Find every line below with the word "this" in it, and copy each one.

### Input data

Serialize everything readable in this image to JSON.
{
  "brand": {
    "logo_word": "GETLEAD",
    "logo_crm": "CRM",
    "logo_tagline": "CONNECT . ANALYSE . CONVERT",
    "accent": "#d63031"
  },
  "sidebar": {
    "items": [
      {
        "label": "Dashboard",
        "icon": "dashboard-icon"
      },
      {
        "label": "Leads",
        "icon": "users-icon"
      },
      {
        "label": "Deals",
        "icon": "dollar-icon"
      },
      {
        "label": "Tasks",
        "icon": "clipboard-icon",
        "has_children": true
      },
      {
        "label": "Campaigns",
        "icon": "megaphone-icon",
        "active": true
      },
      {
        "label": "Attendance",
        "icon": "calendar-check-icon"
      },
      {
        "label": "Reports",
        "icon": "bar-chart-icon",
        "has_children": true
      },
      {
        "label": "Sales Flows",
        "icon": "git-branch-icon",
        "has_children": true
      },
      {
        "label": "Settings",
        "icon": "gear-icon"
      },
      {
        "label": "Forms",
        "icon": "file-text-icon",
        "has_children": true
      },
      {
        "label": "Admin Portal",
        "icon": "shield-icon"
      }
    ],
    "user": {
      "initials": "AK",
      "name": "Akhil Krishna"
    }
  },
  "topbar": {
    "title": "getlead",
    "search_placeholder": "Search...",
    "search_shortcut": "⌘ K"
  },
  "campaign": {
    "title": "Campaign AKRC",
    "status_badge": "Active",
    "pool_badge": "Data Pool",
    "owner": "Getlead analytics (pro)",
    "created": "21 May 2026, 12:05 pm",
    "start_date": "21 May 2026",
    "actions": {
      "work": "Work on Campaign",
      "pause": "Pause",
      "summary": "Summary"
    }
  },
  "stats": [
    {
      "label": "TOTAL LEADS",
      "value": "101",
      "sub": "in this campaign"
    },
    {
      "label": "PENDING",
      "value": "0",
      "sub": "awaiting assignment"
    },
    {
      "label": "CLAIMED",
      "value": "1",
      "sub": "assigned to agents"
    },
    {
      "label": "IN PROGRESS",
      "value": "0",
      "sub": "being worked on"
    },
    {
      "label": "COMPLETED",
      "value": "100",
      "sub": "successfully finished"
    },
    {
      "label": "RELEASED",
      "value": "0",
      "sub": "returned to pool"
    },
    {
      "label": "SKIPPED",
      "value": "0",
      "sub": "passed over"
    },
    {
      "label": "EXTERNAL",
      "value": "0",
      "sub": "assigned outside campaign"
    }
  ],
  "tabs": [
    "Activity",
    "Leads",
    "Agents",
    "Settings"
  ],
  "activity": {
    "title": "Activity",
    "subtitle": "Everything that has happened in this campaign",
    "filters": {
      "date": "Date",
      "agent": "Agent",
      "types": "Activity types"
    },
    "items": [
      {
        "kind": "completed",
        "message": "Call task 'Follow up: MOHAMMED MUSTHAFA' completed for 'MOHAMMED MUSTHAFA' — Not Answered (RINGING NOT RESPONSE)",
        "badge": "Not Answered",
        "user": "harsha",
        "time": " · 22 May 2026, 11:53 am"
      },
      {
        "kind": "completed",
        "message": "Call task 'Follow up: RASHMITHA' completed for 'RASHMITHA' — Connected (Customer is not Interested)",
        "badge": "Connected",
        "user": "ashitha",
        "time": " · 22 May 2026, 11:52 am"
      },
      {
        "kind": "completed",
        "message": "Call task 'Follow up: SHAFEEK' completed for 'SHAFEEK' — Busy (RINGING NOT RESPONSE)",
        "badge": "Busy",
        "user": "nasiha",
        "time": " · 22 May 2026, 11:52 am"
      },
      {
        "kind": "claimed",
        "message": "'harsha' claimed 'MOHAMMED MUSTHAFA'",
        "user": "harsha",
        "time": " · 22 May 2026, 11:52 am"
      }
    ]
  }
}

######

**Written response**
Serialize everything readable in this image to JSON.
      "sub": "in this campaign"
    "subtitle": "Everything that has happened in this campaign",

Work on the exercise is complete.